Each year the winter solstice fire in Almonte can be seen at a considerable distance. This image was captured from the shoulder of County Road 29. Photo: courtesy Ian Carleton
Each year the winter solstice fire in Almonte can be seen at a considerable distance.

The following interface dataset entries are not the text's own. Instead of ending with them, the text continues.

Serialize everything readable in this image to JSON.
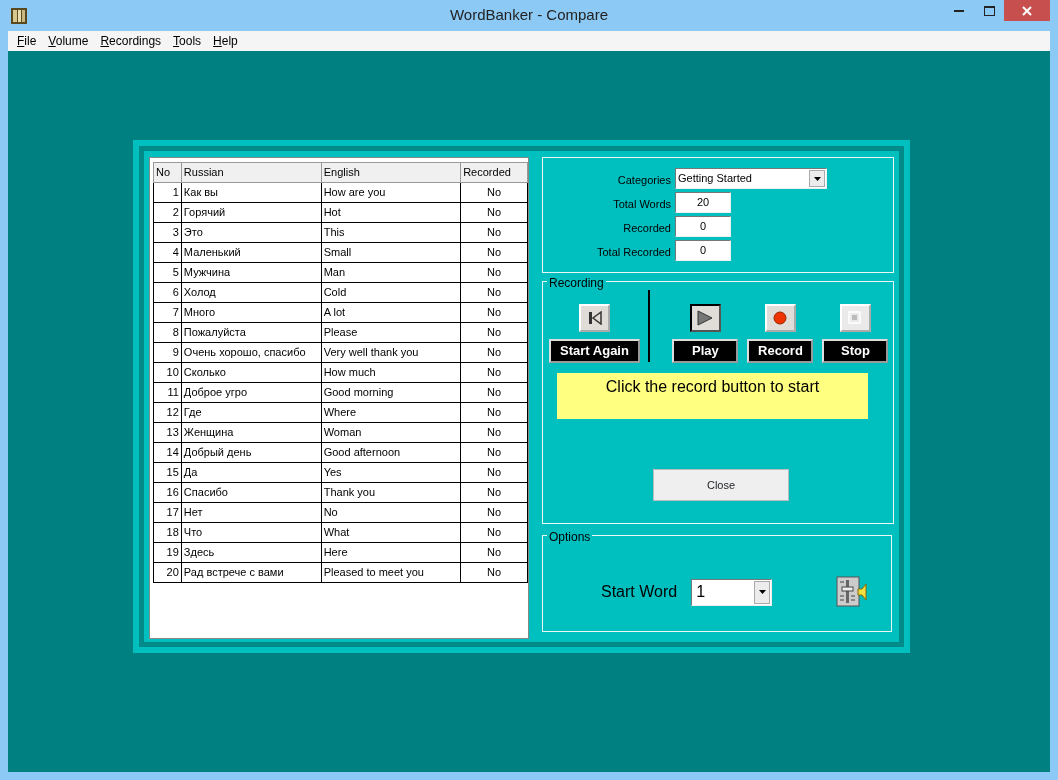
{
  "window": {
    "title": "WordBanker - Compare"
  },
  "menu": [
    {
      "label": "File"
    },
    {
      "label": "Volume"
    },
    {
      "label": "Recordings"
    },
    {
      "label": "Tools"
    },
    {
      "label": "Help"
    }
  ],
  "table": {
    "columns": [
      "No",
      "Russian",
      "English",
      "Recorded"
    ],
    "rows": [
      [
        "1",
        "Как вы",
        "How are you",
        "No"
      ],
      [
        "2",
        "Горячий",
        "Hot",
        "No"
      ],
      [
        "3",
        "Это",
        "This",
        "No"
      ],
      [
        "4",
        "Маленький",
        "Small",
        "No"
      ],
      [
        "5",
        "Мужчина",
        "Man",
        "No"
      ],
      [
        "6",
        "Холод",
        "Cold",
        "No"
      ],
      [
        "7",
        "Много",
        "A lot",
        "No"
      ],
      [
        "8",
        "Пожалуйста",
        "Please",
        "No"
      ],
      [
        "9",
        "Очень хорошо, спасибо",
        "Very well thank you",
        "No"
      ],
      [
        "10",
        "Сколько",
        "How much",
        "No"
      ],
      [
        "11",
        "Доброе угро",
        "Good morning",
        "No"
      ],
      [
        "12",
        "Где",
        "Where",
        "No"
      ],
      [
        "13",
        "Женщина",
        "Woman",
        "No"
      ],
      [
        "14",
        "Добрый день",
        "Good afternoon",
        "No"
      ],
      [
        "15",
        "Да",
        "Yes",
        "No"
      ],
      [
        "16",
        "Спасибо",
        "Thank you",
        "No"
      ],
      [
        "17",
        "Нет",
        "No",
        "No"
      ],
      [
        "18",
        "Что",
        "What",
        "No"
      ],
      [
        "19",
        "Здесь",
        "Here",
        "No"
      ],
      [
        "20",
        "Рад встрече с вами",
        "Pleased to meet you",
        "No"
      ]
    ]
  },
  "summary": {
    "categories_label": "Categories",
    "category": "Getting Started",
    "stats": [
      {
        "label": "Total Words",
        "value": "20"
      },
      {
        "label": "Recorded",
        "value": "0"
      },
      {
        "label": "Total Recorded",
        "value": "0"
      }
    ]
  },
  "recording": {
    "title": "Recording",
    "controls": [
      {
        "kind": "restart",
        "label": "Start Again",
        "pressed": false,
        "disabled": false
      },
      {
        "kind": "play",
        "label": "Play",
        "pressed": true,
        "disabled": false
      },
      {
        "kind": "record",
        "label": "Record",
        "pressed": false,
        "disabled": false
      },
      {
        "kind": "stop",
        "label": "Stop",
        "pressed": false,
        "disabled": true
      }
    ],
    "message": "Click the record button to start",
    "close": "Close"
  },
  "options": {
    "title": "Options",
    "start_word_label": "Start Word",
    "start_word": "1"
  }
}
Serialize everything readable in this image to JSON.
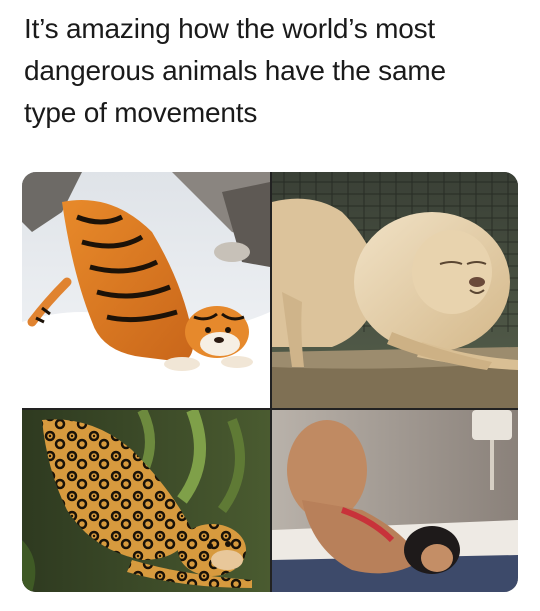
{
  "caption": {
    "line1": "It’s amazing how the world’s most",
    "line2": "dangerous animals have the same",
    "line3": "type of movements"
  },
  "panels": [
    {
      "subject": "tiger-stretching-in-snow"
    },
    {
      "subject": "lion-stretching-by-fence"
    },
    {
      "subject": "jaguar-stretching-in-jungle"
    },
    {
      "subject": "woman-stretching-on-bed"
    }
  ]
}
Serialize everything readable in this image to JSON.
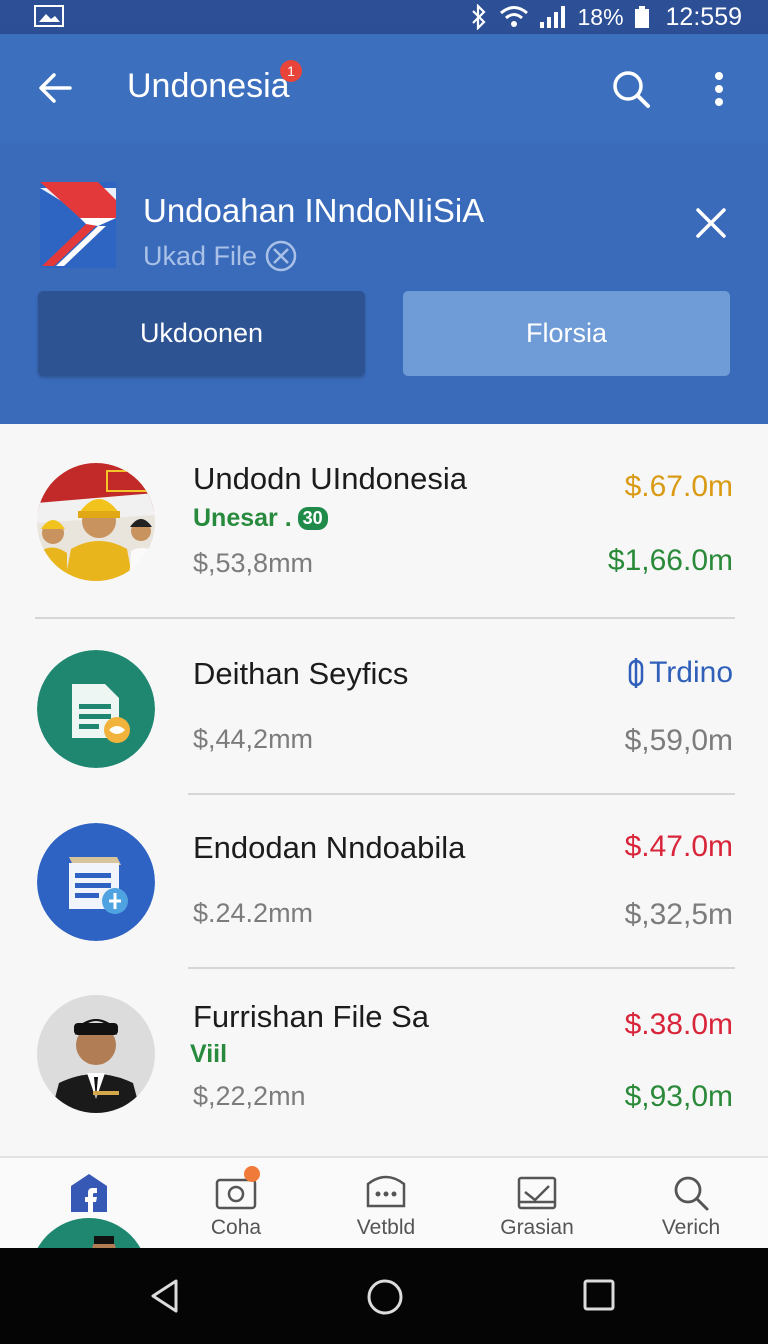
{
  "status_bar": {
    "battery_pct": "18%",
    "time": "12:559",
    "icons": [
      "gallery-icon",
      "bluetooth-icon",
      "wifi-icon",
      "signal-icon",
      "battery-icon"
    ]
  },
  "app_bar": {
    "title": "Undonesia",
    "badge": "1"
  },
  "banner": {
    "title": "Undoahan INndoNIiSiA",
    "subtitle": "Ukad File",
    "button_primary": "Ukdoonen",
    "button_secondary": "Florsia"
  },
  "rows": [
    {
      "name": "Undodn UIndonesia",
      "tag": "Unesar .",
      "tag_badge": "30",
      "sub": "$,53,8mm",
      "right_top": "$.67.0m",
      "right_top_color": "#d99a14",
      "right_bottom": "$1,66.0m",
      "right_bottom_color": "#2a8a3a"
    },
    {
      "name": "Deithan Seyfics",
      "sub": "$,44,2mm",
      "right_top": "Trdino",
      "right_top_color": "#2f5fb8",
      "right_bottom": "$,59,0m",
      "right_bottom_color": "#7c7c7c"
    },
    {
      "name": "Endodan Nndoabila",
      "sub": "$.24.2mm",
      "right_top": "$.47.0m",
      "right_top_color": "#d9253a",
      "right_bottom": "$,32,5m",
      "right_bottom_color": "#7c7c7c"
    },
    {
      "name": "Furrishan File Sa",
      "tag": "Viil",
      "sub": "$,22,2mn",
      "right_top": "$.38.0m",
      "right_top_color": "#d9253a",
      "right_bottom": "$,93,0m",
      "right_bottom_color": "#2a8a3a"
    }
  ],
  "bottom_nav": {
    "items": [
      {
        "label": "",
        "icon": "facebook-icon"
      },
      {
        "label": "Coha",
        "icon": "camera-icon"
      },
      {
        "label": "Vetbld",
        "icon": "chat-icon"
      },
      {
        "label": "Grasian",
        "icon": "inbox-icon"
      },
      {
        "label": "Verich",
        "icon": "search-icon"
      }
    ]
  }
}
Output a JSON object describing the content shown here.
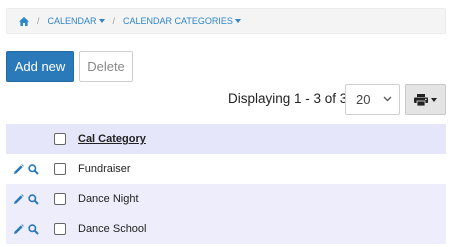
{
  "breadcrumb": {
    "home_icon": "home-icon",
    "items": [
      {
        "label": "CALENDAR"
      },
      {
        "label": "CALENDAR CATEGORIES"
      }
    ],
    "separator": "/"
  },
  "toolbar": {
    "add_label": "Add new",
    "delete_label": "Delete"
  },
  "pagination": {
    "displaying_text": "Displaying 1 - 3 of 3",
    "page_size": "20"
  },
  "table": {
    "columns": [
      {
        "label": "Cal Category"
      }
    ],
    "rows": [
      {
        "category": "Fundraiser"
      },
      {
        "category": "Dance Night"
      },
      {
        "category": "Dance School"
      }
    ]
  },
  "colors": {
    "accent": "#2a7ab9",
    "header_bg": "#e6e6fb",
    "stripe_bg": "#ededfb"
  }
}
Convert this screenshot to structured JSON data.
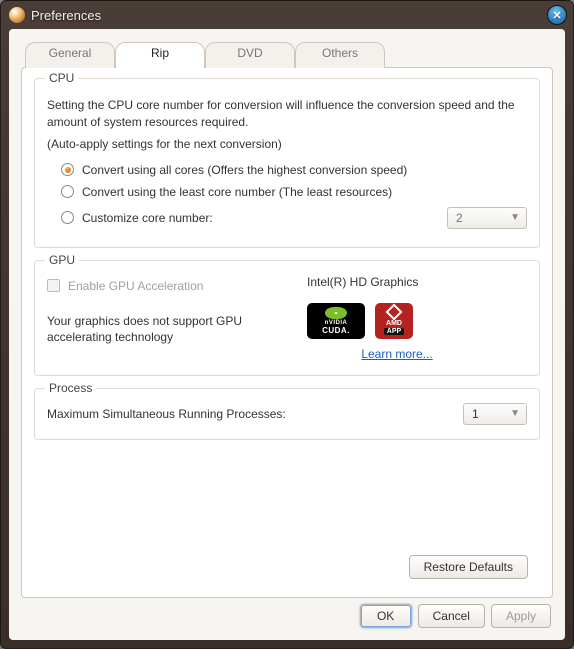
{
  "window": {
    "title": "Preferences"
  },
  "tabs": {
    "general": "General",
    "rip": "Rip",
    "dvd": "DVD",
    "others": "Others"
  },
  "cpu": {
    "legend": "CPU",
    "desc": "Setting the CPU core number for conversion will influence the conversion speed and the amount of system resources required.",
    "note": "(Auto-apply settings for the next conversion)",
    "opt_all": "Convert using all cores (Offers the highest conversion speed)",
    "opt_least": "Convert using the least core number (The least resources)",
    "opt_custom": "Customize core number:",
    "core_value": "2"
  },
  "gpu": {
    "legend": "GPU",
    "enable_label": "Enable GPU Acceleration",
    "device": "Intel(R) HD Graphics",
    "unsupported": "Your graphics does not support GPU accelerating technology",
    "nvidia_brand": "nVIDIA",
    "nvidia_tech": "CUDA.",
    "amd_brand": "AMD",
    "amd_tech": "APP",
    "learn_more": "Learn more..."
  },
  "process": {
    "legend": "Process",
    "label": "Maximum Simultaneous Running Processes:",
    "value": "1"
  },
  "buttons": {
    "restore": "Restore Defaults",
    "ok": "OK",
    "cancel": "Cancel",
    "apply": "Apply"
  }
}
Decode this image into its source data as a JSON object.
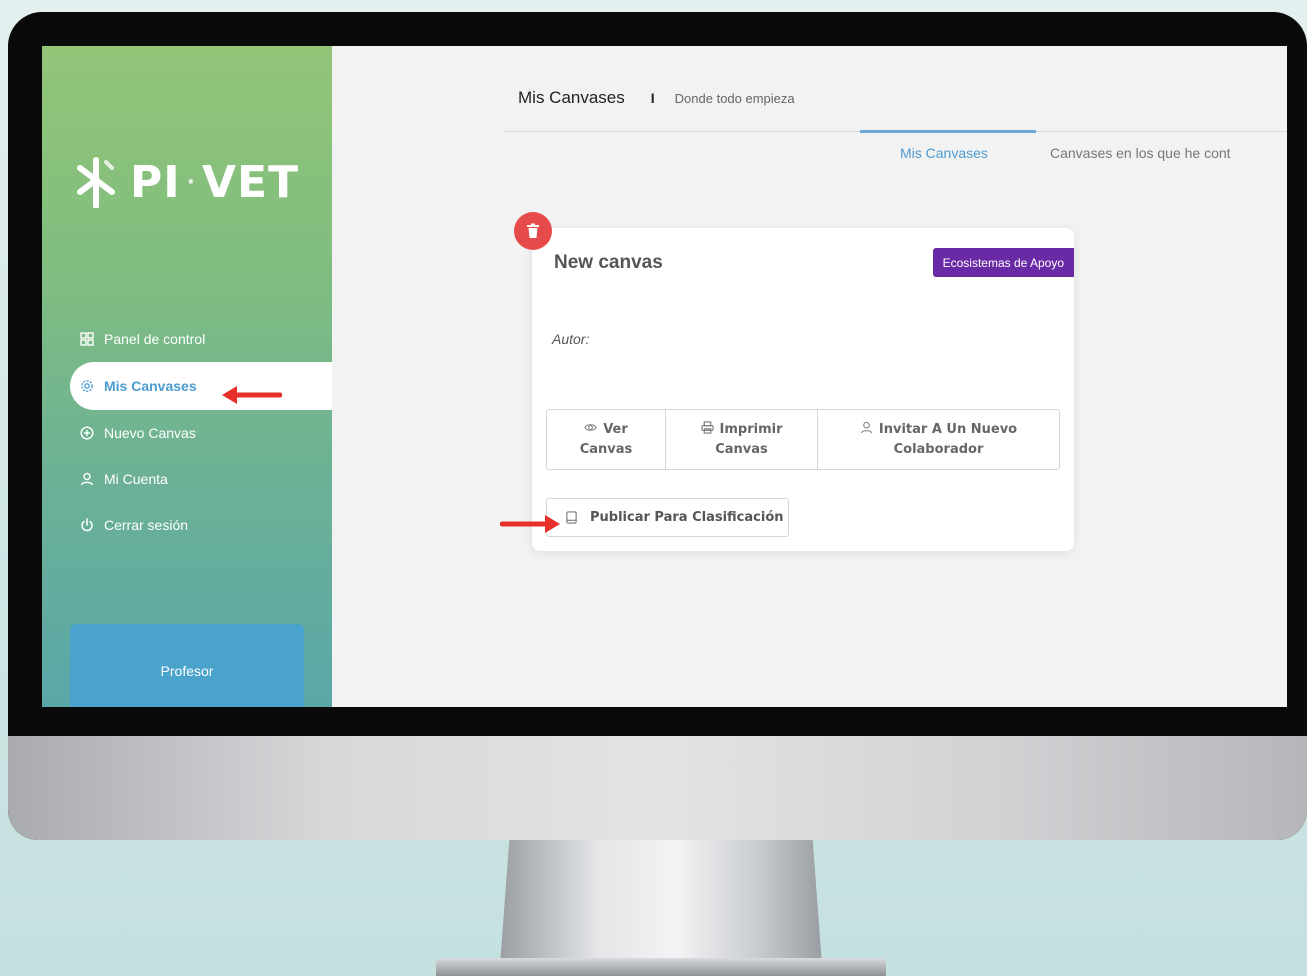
{
  "app": {
    "logo_text_left": "PI",
    "logo_text_right": "VET",
    "logo_separator": "·"
  },
  "sidebar": {
    "items": [
      {
        "label": "Panel de control",
        "icon": "grid-icon",
        "active": false
      },
      {
        "label": "Mis Canvases",
        "icon": "gear-icon",
        "active": true
      },
      {
        "label": "Nuevo Canvas",
        "icon": "plus-circle-icon",
        "active": false
      },
      {
        "label": "Mi Cuenta",
        "icon": "user-icon",
        "active": false
      },
      {
        "label": "Cerrar sesión",
        "icon": "power-icon",
        "active": false
      }
    ],
    "role": "Profesor"
  },
  "header": {
    "title": "Mis Canvases",
    "separator": "I",
    "subtitle": "Donde todo empieza"
  },
  "tabs": [
    {
      "label": "Mis Canvases",
      "active": true
    },
    {
      "label": "Canvases en los que he cont",
      "active": false
    }
  ],
  "card": {
    "title": "New canvas",
    "badge": "Ecosistemas de Apoyo",
    "author_label": "Autor:",
    "actions": [
      {
        "icon": "eye-icon",
        "line1": "Ver",
        "line2": "Canvas"
      },
      {
        "icon": "printer-icon",
        "line1": "Imprimir",
        "line2": "Canvas"
      },
      {
        "icon": "user-icon",
        "line1": "Invitar A Un Nuevo",
        "line2": "Colaborador"
      }
    ],
    "publish_label": "Publicar Para Clasificación"
  },
  "colors": {
    "accent_blue": "#4b9bd0",
    "badge_purple": "#6a2aa6",
    "delete_red": "#e74a4a",
    "annotation_red": "#e8302a",
    "sidebar_top": "#92c577",
    "sidebar_bottom": "#5aa7a8"
  }
}
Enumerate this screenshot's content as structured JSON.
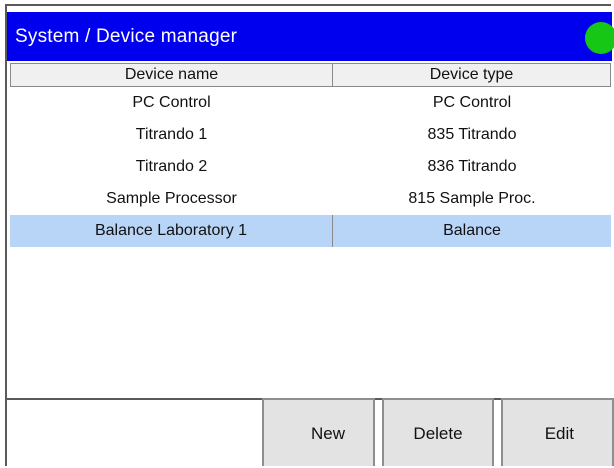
{
  "header": {
    "title": "System / Device manager",
    "status_color": "#16c716"
  },
  "table": {
    "columns": [
      "Device name",
      "Device type"
    ],
    "rows": [
      {
        "name": "PC Control",
        "type": "PC Control"
      },
      {
        "name": "Titrando 1",
        "type": "835 Titrando"
      },
      {
        "name": "Titrando 2",
        "type": "836 Titrando"
      },
      {
        "name": "Sample Processor",
        "type": "815 Sample Proc."
      },
      {
        "name": "Balance Laboratory 1",
        "type": "Balance",
        "selected": true
      }
    ]
  },
  "buttons": {
    "new_label": "New",
    "delete_label": "Delete",
    "edit_label": "Edit"
  },
  "colors": {
    "titlebar": "#0000ee",
    "selection": "#b8d4f6"
  }
}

This image was captured from the shoulder of County Road 29. Photo: courtesy Ian Carleton